KAI RYSSDAL: Gross domestic product. It is pretty much what it says it is. The total measure of everything the economy produces domestically. As we mentioned at the beginning of the program, GDP growth came to a screeching halt last quarter. Fell by more than half. The culprits? Softer consumer spending on things like cars. A slowdown in housing. And less government spending. But commentator Hazel Henderson says we're missing a couple of things.
HAZEL HENDERSON: The GDP became our official report card back in World War II. We used it to measure war production. It still tracks our output of goods and services in money terms.
But that calculation ignores about half of all goods and services in this country that are unpaid or don't generate instant income. That includes everything from owner-built housing, to volunteering, child-rearing, care of the sick and elderly. Without these services, our output would collapse.
The GDP values all paid goods and services. But the value of our human capital, infrastructure like roads and schools, and our environmental resources like land and water, are valued at zero. GDP adds instead of subtracting costs and paid services like cleaning up pollution and other collateral damage from production.
GDP only counts increases in production and average incomes, obscuring how many people became poorer and how many grew richer.

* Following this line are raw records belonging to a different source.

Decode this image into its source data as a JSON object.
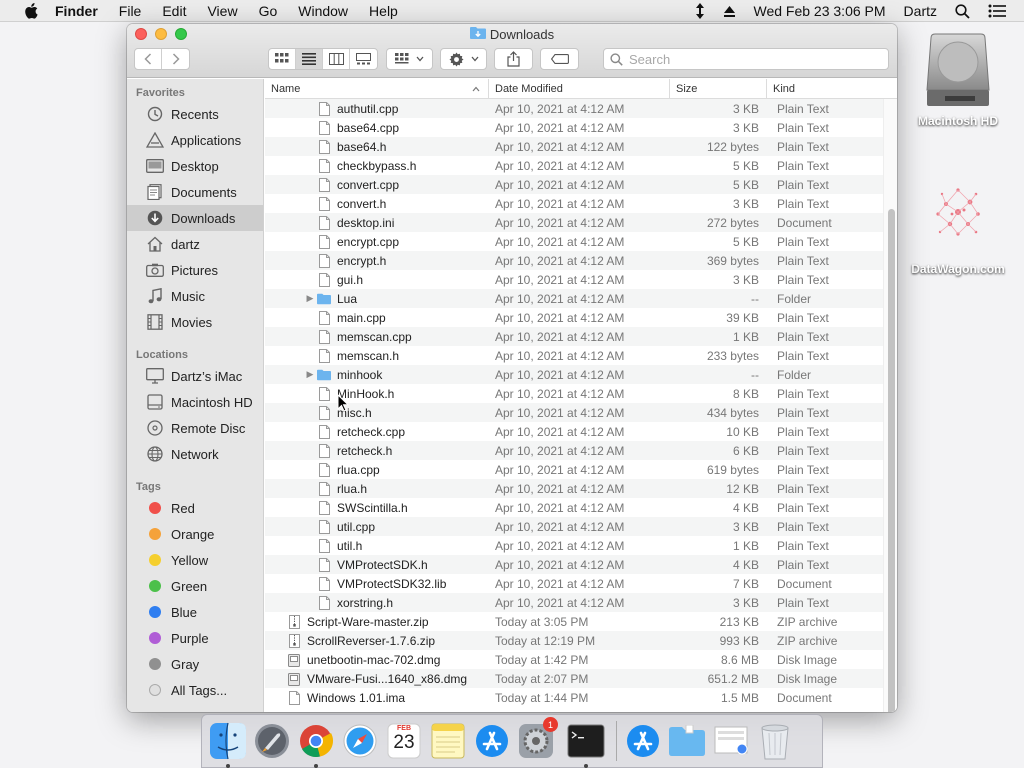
{
  "menubar": {
    "app": "Finder",
    "items": [
      "File",
      "Edit",
      "View",
      "Go",
      "Window",
      "Help"
    ],
    "clock": "Wed Feb 23  3:06 PM",
    "user": "Dartz"
  },
  "window": {
    "title": "Downloads",
    "search_placeholder": "Search"
  },
  "sidebar": {
    "favorites_header": "Favorites",
    "favorites": [
      {
        "label": "Recents"
      },
      {
        "label": "Applications"
      },
      {
        "label": "Desktop"
      },
      {
        "label": "Documents"
      },
      {
        "label": "Downloads"
      },
      {
        "label": "dartz"
      },
      {
        "label": "Pictures"
      },
      {
        "label": "Music"
      },
      {
        "label": "Movies"
      }
    ],
    "locations_header": "Locations",
    "locations": [
      {
        "label": "Dartz’s iMac"
      },
      {
        "label": "Macintosh HD"
      },
      {
        "label": "Remote Disc"
      },
      {
        "label": "Network"
      }
    ],
    "tags_header": "Tags",
    "tags": [
      {
        "label": "Red",
        "color": "#f0504a"
      },
      {
        "label": "Orange",
        "color": "#f5a23a"
      },
      {
        "label": "Yellow",
        "color": "#f5cf2e"
      },
      {
        "label": "Green",
        "color": "#4cc04a"
      },
      {
        "label": "Blue",
        "color": "#2f7ef0"
      },
      {
        "label": "Purple",
        "color": "#b05dd6"
      },
      {
        "label": "Gray",
        "color": "#909090"
      },
      {
        "label": "All Tags..."
      }
    ]
  },
  "columns": {
    "name": "Name",
    "date": "Date Modified",
    "size": "Size",
    "kind": "Kind"
  },
  "files": [
    {
      "name": "authutil.cpp",
      "date": "Apr 10, 2021 at 4:12 AM",
      "size": "3 KB",
      "kind": "Plain Text"
    },
    {
      "name": "base64.cpp",
      "date": "Apr 10, 2021 at 4:12 AM",
      "size": "3 KB",
      "kind": "Plain Text"
    },
    {
      "name": "base64.h",
      "date": "Apr 10, 2021 at 4:12 AM",
      "size": "122 bytes",
      "kind": "Plain Text"
    },
    {
      "name": "checkbypass.h",
      "date": "Apr 10, 2021 at 4:12 AM",
      "size": "5 KB",
      "kind": "Plain Text"
    },
    {
      "name": "convert.cpp",
      "date": "Apr 10, 2021 at 4:12 AM",
      "size": "5 KB",
      "kind": "Plain Text"
    },
    {
      "name": "convert.h",
      "date": "Apr 10, 2021 at 4:12 AM",
      "size": "3 KB",
      "kind": "Plain Text"
    },
    {
      "name": "desktop.ini",
      "date": "Apr 10, 2021 at 4:12 AM",
      "size": "272 bytes",
      "kind": "Document"
    },
    {
      "name": "encrypt.cpp",
      "date": "Apr 10, 2021 at 4:12 AM",
      "size": "5 KB",
      "kind": "Plain Text"
    },
    {
      "name": "encrypt.h",
      "date": "Apr 10, 2021 at 4:12 AM",
      "size": "369 bytes",
      "kind": "Plain Text"
    },
    {
      "name": "gui.h",
      "date": "Apr 10, 2021 at 4:12 AM",
      "size": "3 KB",
      "kind": "Plain Text"
    },
    {
      "name": "Lua",
      "date": "Apr 10, 2021 at 4:12 AM",
      "size": "--",
      "kind": "Folder",
      "folder": true
    },
    {
      "name": "main.cpp",
      "date": "Apr 10, 2021 at 4:12 AM",
      "size": "39 KB",
      "kind": "Plain Text"
    },
    {
      "name": "memscan.cpp",
      "date": "Apr 10, 2021 at 4:12 AM",
      "size": "1 KB",
      "kind": "Plain Text"
    },
    {
      "name": "memscan.h",
      "date": "Apr 10, 2021 at 4:12 AM",
      "size": "233 bytes",
      "kind": "Plain Text"
    },
    {
      "name": "minhook",
      "date": "Apr 10, 2021 at 4:12 AM",
      "size": "--",
      "kind": "Folder",
      "folder": true
    },
    {
      "name": "MinHook.h",
      "date": "Apr 10, 2021 at 4:12 AM",
      "size": "8 KB",
      "kind": "Plain Text"
    },
    {
      "name": "misc.h",
      "date": "Apr 10, 2021 at 4:12 AM",
      "size": "434 bytes",
      "kind": "Plain Text"
    },
    {
      "name": "retcheck.cpp",
      "date": "Apr 10, 2021 at 4:12 AM",
      "size": "10 KB",
      "kind": "Plain Text"
    },
    {
      "name": "retcheck.h",
      "date": "Apr 10, 2021 at 4:12 AM",
      "size": "6 KB",
      "kind": "Plain Text"
    },
    {
      "name": "rlua.cpp",
      "date": "Apr 10, 2021 at 4:12 AM",
      "size": "619 bytes",
      "kind": "Plain Text"
    },
    {
      "name": "rlua.h",
      "date": "Apr 10, 2021 at 4:12 AM",
      "size": "12 KB",
      "kind": "Plain Text"
    },
    {
      "name": "SWScintilla.h",
      "date": "Apr 10, 2021 at 4:12 AM",
      "size": "4 KB",
      "kind": "Plain Text"
    },
    {
      "name": "util.cpp",
      "date": "Apr 10, 2021 at 4:12 AM",
      "size": "3 KB",
      "kind": "Plain Text"
    },
    {
      "name": "util.h",
      "date": "Apr 10, 2021 at 4:12 AM",
      "size": "1 KB",
      "kind": "Plain Text"
    },
    {
      "name": "VMProtectSDK.h",
      "date": "Apr 10, 2021 at 4:12 AM",
      "size": "4 KB",
      "kind": "Plain Text"
    },
    {
      "name": "VMProtectSDK32.lib",
      "date": "Apr 10, 2021 at 4:12 AM",
      "size": "7 KB",
      "kind": "Document"
    },
    {
      "name": "xorstring.h",
      "date": "Apr 10, 2021 at 4:12 AM",
      "size": "3 KB",
      "kind": "Plain Text"
    },
    {
      "name": "Script-Ware-master.zip",
      "date": "Today at 3:05 PM",
      "size": "213 KB",
      "kind": "ZIP archive",
      "top": true,
      "icon": "zip"
    },
    {
      "name": "ScrollReverser-1.7.6.zip",
      "date": "Today at 12:19 PM",
      "size": "993 KB",
      "kind": "ZIP archive",
      "top": true,
      "icon": "zip"
    },
    {
      "name": "unetbootin-mac-702.dmg",
      "date": "Today at 1:42 PM",
      "size": "8.6 MB",
      "kind": "Disk Image",
      "top": true,
      "icon": "dmg"
    },
    {
      "name": "VMware-Fusi...1640_x86.dmg",
      "date": "Today at 2:07 PM",
      "size": "651.2 MB",
      "kind": "Disk Image",
      "top": true,
      "icon": "dmg"
    },
    {
      "name": "Windows 1.01.ima",
      "date": "Today at 1:44 PM",
      "size": "1.5 MB",
      "kind": "Document",
      "top": true
    }
  ],
  "desktop": {
    "hd_label": "Macintosh HD",
    "datawagon_label": "DataWagon.com"
  },
  "dock": {
    "items": [
      "Finder",
      "Launchpad",
      "Chrome",
      "Safari",
      "Calendar",
      "Notes",
      "App Store",
      "System Preferences",
      "Terminal",
      "Applications",
      "Downloads",
      "Screenshot",
      "Trash"
    ],
    "calendar_month": "FEB",
    "calendar_day": "23",
    "badge": "1"
  }
}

GDP could include broader measures of quality of life. Why not take into account statistics on education, health, public safety, our energy grid, water supplies and the environment? These indicators complete the picture of national trends, real wealth and progress.
All such investments in our infrastructure should be booked on GDP accounts as investments. Instead, they're all "expensed" in one year like money down a rat hole.
Relying on GDP to steer our country is like flying a Boeing 777 with nothing on the cockpit dashboard but an oil pressure gauge, no fuel gauge or altimeter. Crazy.
It's time to broaden GDP so we can steer national policies toward less wasteful, more sustainable resource use, and invest more wisely in our people and our future.
RYSSDAL: Hazel Henderson's a syndicated columnist. She's also a consultant on sustainable development.